Material provided:
'''
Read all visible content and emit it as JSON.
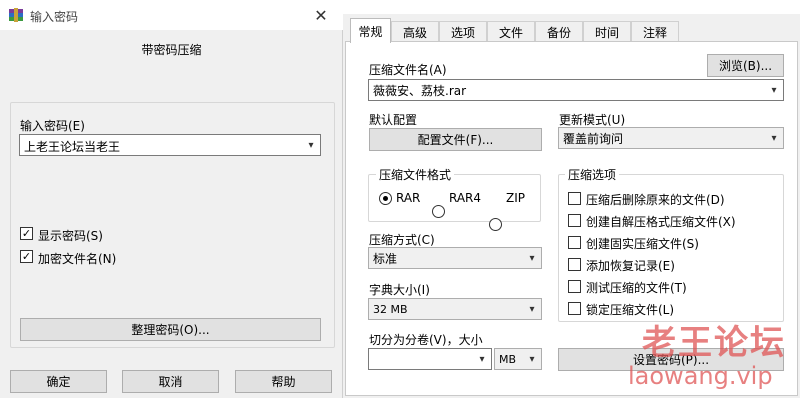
{
  "left_dialog": {
    "title": "输入密码",
    "heading": "带密码压缩",
    "password_label": "输入密码(E)",
    "password_value": "上老王论坛当老王",
    "show_password_label": "显示密码(S)",
    "show_password_checked": true,
    "encrypt_filenames_label": "加密文件名(N)",
    "encrypt_filenames_checked": true,
    "organize_button": "整理密码(O)...",
    "ok_button": "确定",
    "cancel_button": "取消",
    "help_button": "帮助"
  },
  "right_dialog": {
    "tabs": [
      {
        "label": "常规",
        "active": true
      },
      {
        "label": "高级",
        "active": false
      },
      {
        "label": "选项",
        "active": false
      },
      {
        "label": "文件",
        "active": false
      },
      {
        "label": "备份",
        "active": false
      },
      {
        "label": "时间",
        "active": false
      },
      {
        "label": "注释",
        "active": false
      }
    ],
    "archive_name_label": "压缩文件名(A)",
    "browse_button": "浏览(B)...",
    "archive_name_value": "薇薇安、荔枝.rar",
    "default_profile_label": "默认配置",
    "profile_button": "配置文件(F)...",
    "update_mode_label": "更新模式(U)",
    "update_mode_value": "覆盖前询问",
    "format_group_label": "压缩文件格式",
    "formats": [
      {
        "label": "RAR",
        "selected": true
      },
      {
        "label": "RAR4",
        "selected": false
      },
      {
        "label": "ZIP",
        "selected": false
      }
    ],
    "method_label": "压缩方式(C)",
    "method_value": "标准",
    "dict_label": "字典大小(I)",
    "dict_value": "32 MB",
    "split_label": "切分为分卷(V)，大小",
    "split_value": "",
    "split_unit": "MB",
    "options_group_label": "压缩选项",
    "options": [
      {
        "label": "压缩后删除原来的文件(D)",
        "checked": false
      },
      {
        "label": "创建自解压格式压缩文件(X)",
        "checked": false
      },
      {
        "label": "创建固实压缩文件(S)",
        "checked": false
      },
      {
        "label": "添加恢复记录(E)",
        "checked": false
      },
      {
        "label": "测试压缩的文件(T)",
        "checked": false
      },
      {
        "label": "锁定压缩文件(L)",
        "checked": false
      }
    ],
    "set_password_button": "设置密码(P)..."
  },
  "watermark": {
    "line1": "老王论坛",
    "line2": "laowang.vip"
  },
  "colors": {
    "accent_watermark": "#e05656",
    "dialog_bg": "#f0f0f0",
    "button_bg": "#e1e1e1"
  },
  "icons": {
    "app": "winrar-icon",
    "close": "close-icon",
    "dropdown": "chevron-down-icon"
  }
}
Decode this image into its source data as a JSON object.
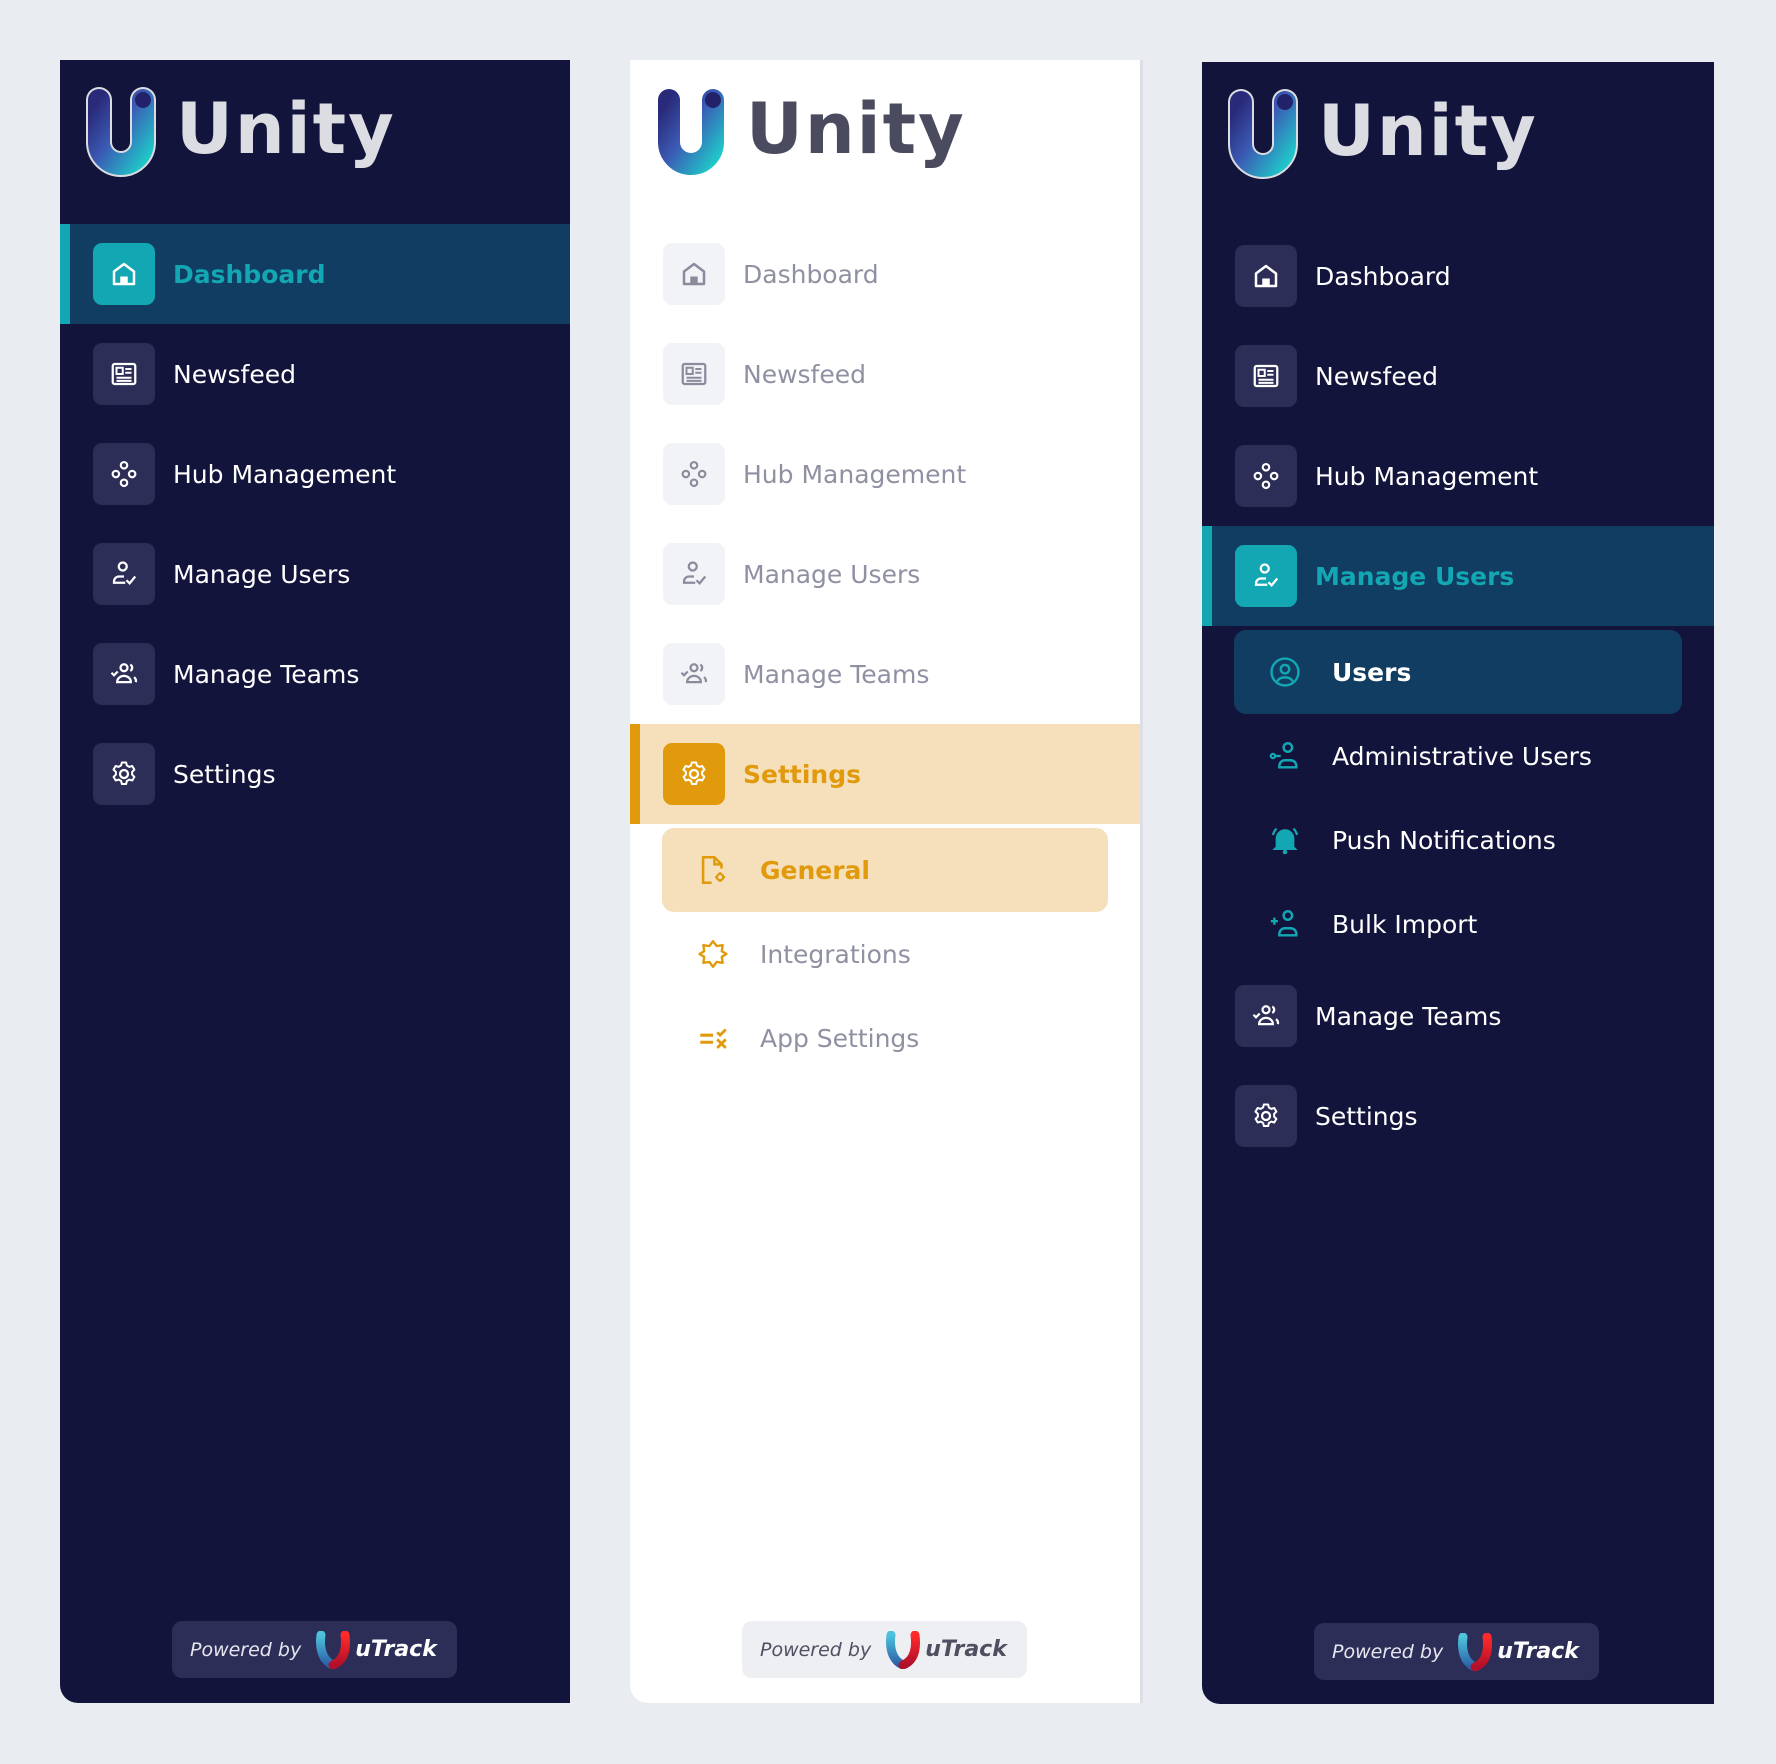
{
  "brand": {
    "name": "Unity"
  },
  "footer": {
    "powered_by": "Powered by",
    "vendor": "uTrack"
  },
  "colors": {
    "dark_bg": "#12143b",
    "teal_accent": "#13a6b3",
    "teal_active_bg": "#123d62",
    "gold_accent": "#e09a0c",
    "gold_active_bg": "#f5e0bb",
    "page_bg": "#e9edf1"
  },
  "panels": [
    {
      "theme": "dark",
      "active": "Dashboard",
      "nav": [
        {
          "label": "Dashboard",
          "icon": "home-icon"
        },
        {
          "label": "Newsfeed",
          "icon": "newsfeed-icon"
        },
        {
          "label": "Hub Management",
          "icon": "hub-icon"
        },
        {
          "label": "Manage Users",
          "icon": "user-check-icon"
        },
        {
          "label": "Manage Teams",
          "icon": "team-icon"
        },
        {
          "label": "Settings",
          "icon": "gear-icon"
        }
      ]
    },
    {
      "theme": "light",
      "active": "Settings",
      "nav": [
        {
          "label": "Dashboard",
          "icon": "home-icon"
        },
        {
          "label": "Newsfeed",
          "icon": "newsfeed-icon"
        },
        {
          "label": "Hub Management",
          "icon": "hub-icon"
        },
        {
          "label": "Manage Users",
          "icon": "user-check-icon"
        },
        {
          "label": "Manage Teams",
          "icon": "team-icon"
        },
        {
          "label": "Settings",
          "icon": "gear-icon"
        }
      ],
      "sub": [
        {
          "label": "General",
          "icon": "file-settings-icon",
          "active": true
        },
        {
          "label": "Integrations",
          "icon": "puzzle-icon",
          "active": false
        },
        {
          "label": "App Settings",
          "icon": "list-check-icon",
          "active": false
        }
      ]
    },
    {
      "theme": "dark",
      "active": "Manage Users",
      "nav": [
        {
          "label": "Dashboard",
          "icon": "home-icon"
        },
        {
          "label": "Newsfeed",
          "icon": "newsfeed-icon"
        },
        {
          "label": "Hub Management",
          "icon": "hub-icon"
        },
        {
          "label": "Manage Users",
          "icon": "user-check-icon"
        },
        {
          "label": "Manage Teams",
          "icon": "team-icon"
        },
        {
          "label": "Settings",
          "icon": "gear-icon"
        }
      ],
      "sub": [
        {
          "label": "Users",
          "icon": "user-circle-icon",
          "active": true
        },
        {
          "label": "Administrative Users",
          "icon": "admin-user-icon",
          "active": false
        },
        {
          "label": "Push Notifications",
          "icon": "bell-icon",
          "active": false
        },
        {
          "label": "Bulk Import",
          "icon": "user-plus-icon",
          "active": false
        }
      ]
    }
  ]
}
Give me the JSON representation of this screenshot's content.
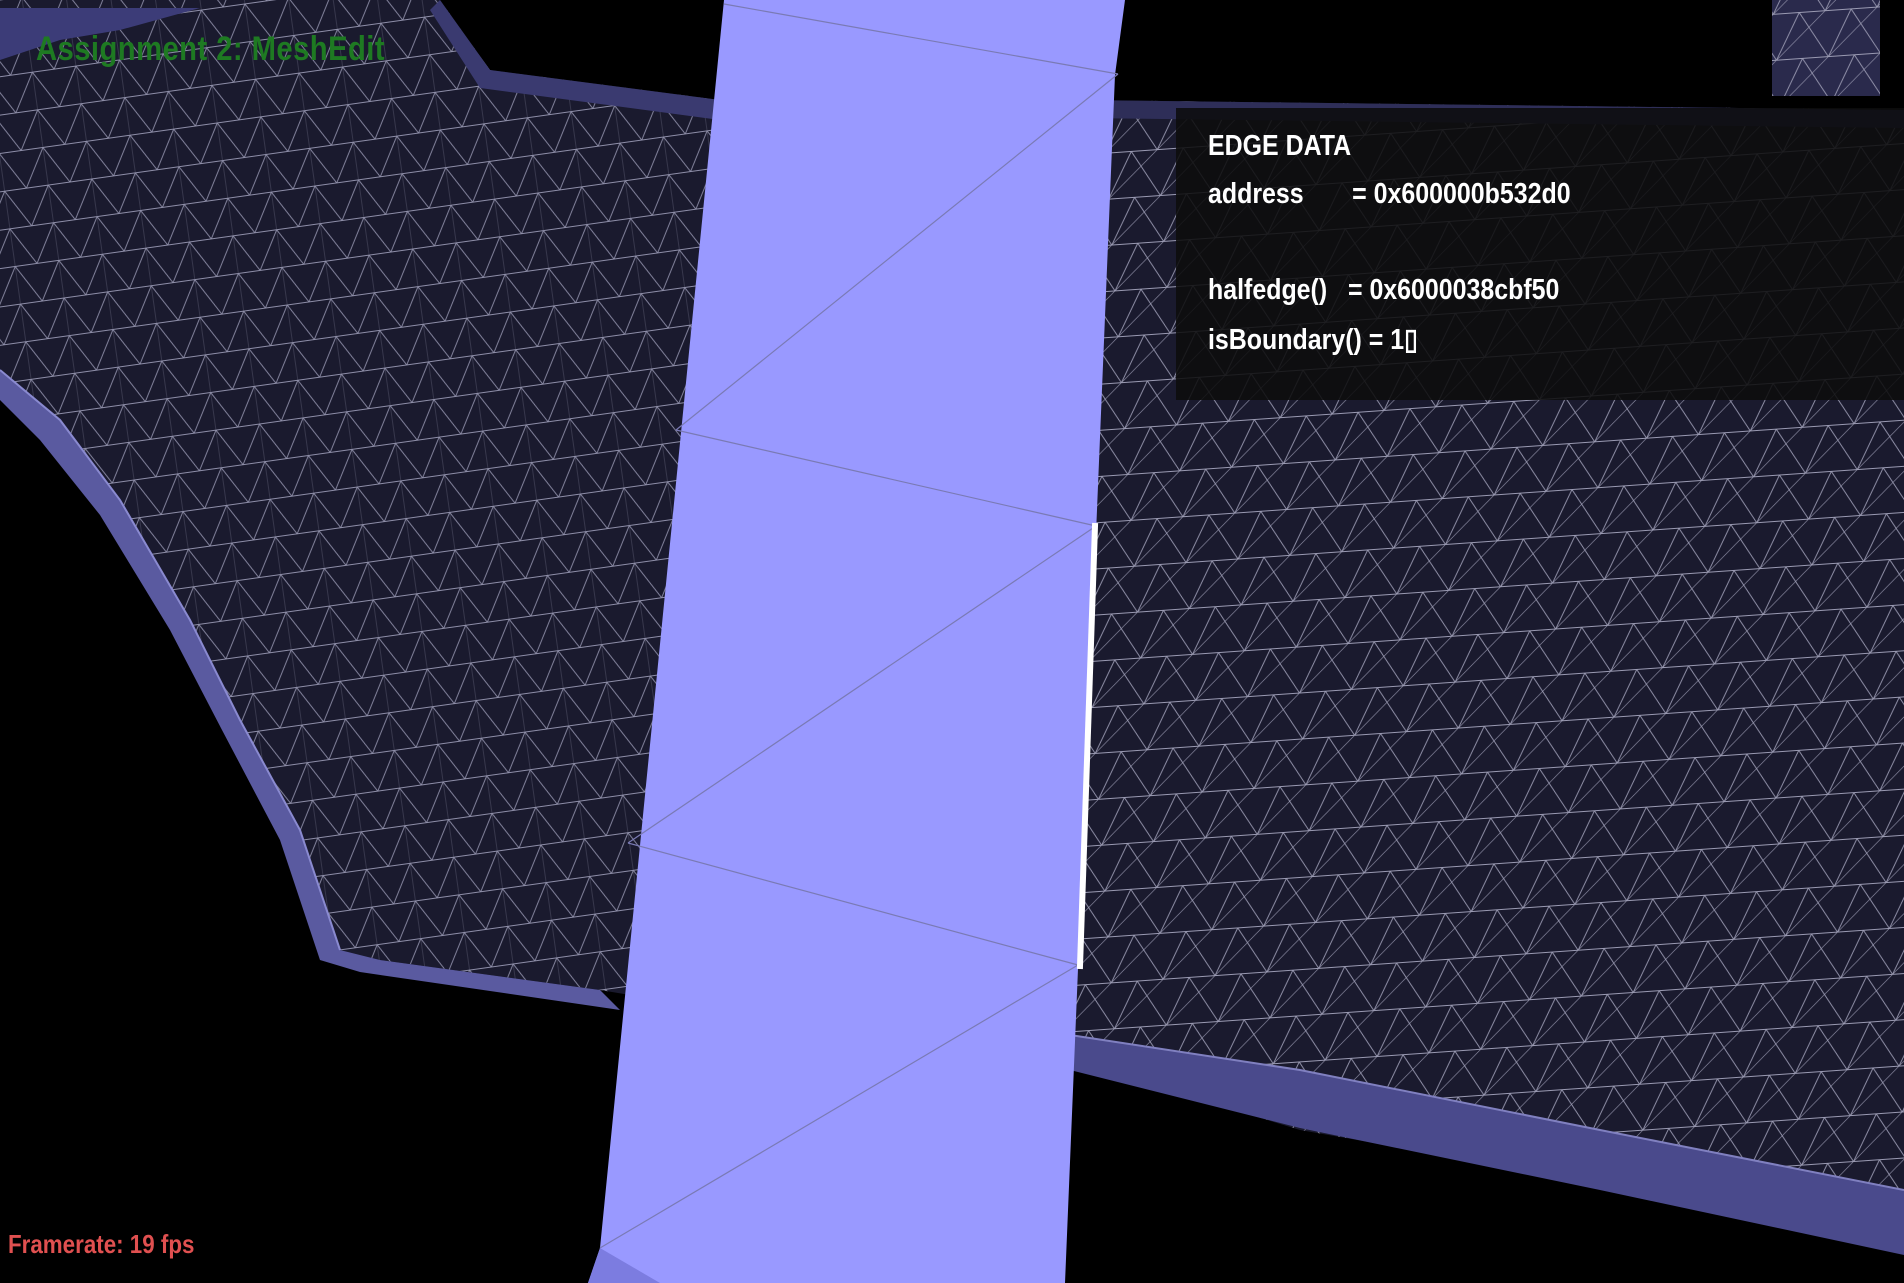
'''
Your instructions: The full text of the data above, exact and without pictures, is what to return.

Finished exercise:
Read all visible content and emit it as JSON.
{
  "left_dialog": {
    "title": "输入密码",
    "heading": "带密码压缩",
    "password_label": "输入密码(E)",
    "password_value": "上老王论坛当老王",
    "show_password_label": "显示密码(S)",
    "show_password_checked": true,
    "encrypt_filenames_label": "加密文件名(N)",
    "encrypt_filenames_checked": true,
    "organize_button": "整理密码(O)...",
    "ok_button": "确定",
    "cancel_button": "取消",
    "help_button": "帮助"
  },
  "right_dialog": {
    "tabs": [
      {
        "label": "常规",
        "active": true
      },
      {
        "label": "高级",
        "active": false
      },
      {
        "label": "选项",
        "active": false
      },
      {
        "label": "文件",
        "active": false
      },
      {
        "label": "备份",
        "active": false
      },
      {
        "label": "时间",
        "active": false
      },
      {
        "label": "注释",
        "active": false
      }
    ],
    "archive_name_label": "压缩文件名(A)",
    "browse_button": "浏览(B)...",
    "archive_name_value": "薇薇安、荔枝.rar",
    "default_profile_label": "默认配置",
    "profile_button": "配置文件(F)...",
    "update_mode_label": "更新模式(U)",
    "update_mode_value": "覆盖前询问",
    "format_group_label": "压缩文件格式",
    "formats": [
      {
        "label": "RAR",
        "selected": true
      },
      {
        "label": "RAR4",
        "selected": false
      },
      {
        "label": "ZIP",
        "selected": false
      }
    ],
    "method_label": "压缩方式(C)",
    "method_value": "标准",
    "dict_label": "字典大小(I)",
    "dict_value": "32 MB",
    "split_label": "切分为分卷(V)，大小",
    "split_value": "",
    "split_unit": "MB",
    "options_group_label": "压缩选项",
    "options": [
      {
        "label": "压缩后删除原来的文件(D)",
        "checked": false
      },
      {
        "label": "创建自解压格式压缩文件(X)",
        "checked": false
      },
      {
        "label": "创建固实压缩文件(S)",
        "checked": false
      },
      {
        "label": "添加恢复记录(E)",
        "checked": false
      },
      {
        "label": "测试压缩的文件(T)",
        "checked": false
      },
      {
        "label": "锁定压缩文件(L)",
        "checked": false
      }
    ],
    "set_password_button": "设置密码(P)..."
  },
  "watermark": {
    "line1": "老王论坛",
    "line2": "laowang.vip"
  },
  "colors": {
    "accent_watermark": "#e05656",
    "dialog_bg": "#f0f0f0",
    "button_bg": "#e1e1e1"
  },
  "icons": {
    "app": "winrar-icon",
    "close": "close-icon",
    "dropdown": "chevron-down-icon"
  }
}
Decode this image into its source data as a JSON object.
{
  "brand": {
    "name": "Unity"
  },
  "footer": {
    "powered_by": "Powered by",
    "vendor": "uTrack"
  },
  "colors": {
    "dark_bg": "#12143b",
    "teal_accent": "#13a6b3",
    "teal_active_bg": "#123d62",
    "gold_accent": "#e09a0c",
    "gold_active_bg": "#f5e0bb",
    "page_bg": "#e9edf1"
  },
  "panels": [
    {
      "theme": "dark",
      "active": "Dashboard",
      "nav": [
        {
          "label": "Dashboard",
          "icon": "home-icon"
        },
        {
          "label": "Newsfeed",
          "icon": "newsfeed-icon"
        },
        {
          "label": "Hub Management",
          "icon": "hub-icon"
        },
        {
          "label": "Manage Users",
          "icon": "user-check-icon"
        },
        {
          "label": "Manage Teams",
          "icon": "team-icon"
        },
        {
          "label": "Settings",
          "icon": "gear-icon"
        }
      ]
    },
    {
      "theme": "light",
      "active": "Settings",
      "nav": [
        {
          "label": "Dashboard",
          "icon": "home-icon"
        },
        {
          "label": "Newsfeed",
          "icon": "newsfeed-icon"
        },
        {
          "label": "Hub Management",
          "icon": "hub-icon"
        },
        {
          "label": "Manage Users",
          "icon": "user-check-icon"
        },
        {
          "label": "Manage Teams",
          "icon": "team-icon"
        },
        {
          "label": "Settings",
          "icon": "gear-icon"
        }
      ],
      "sub": [
        {
          "label": "General",
          "icon": "file-settings-icon",
          "active": true
        },
        {
          "label": "Integrations",
          "icon": "puzzle-icon",
          "active": false
        },
        {
          "label": "App Settings",
          "icon": "list-check-icon",
          "active": false
        }
      ]
    },
    {
      "theme": "dark",
      "active": "Manage Users",
      "nav": [
        {
          "label": "Dashboard",
          "icon": "home-icon"
        },
        {
          "label": "Newsfeed",
          "icon": "newsfeed-icon"
        },
        {
          "label": "Hub Management",
          "icon": "hub-icon"
        },
        {
          "label": "Manage Users",
          "icon": "user-check-icon"
        },
        {
          "label": "Manage Teams",
          "icon": "team-icon"
        },
        {
          "label": "Settings",
          "icon": "gear-icon"
        }
      ],
      "sub": [
        {
          "label": "Users",
          "icon": "user-circle-icon",
          "active": true
        },
        {
          "label": "Administrative Users",
          "icon": "admin-user-icon",
          "active": false
        },
        {
          "label": "Push Notifications",
          "icon": "bell-icon",
          "active": false
        },
        {
          "label": "Bulk Import",
          "icon": "user-plus-icon",
          "active": false
        }
      ]
    }
  ]
}
Give me the JSON representation of this screenshot's content.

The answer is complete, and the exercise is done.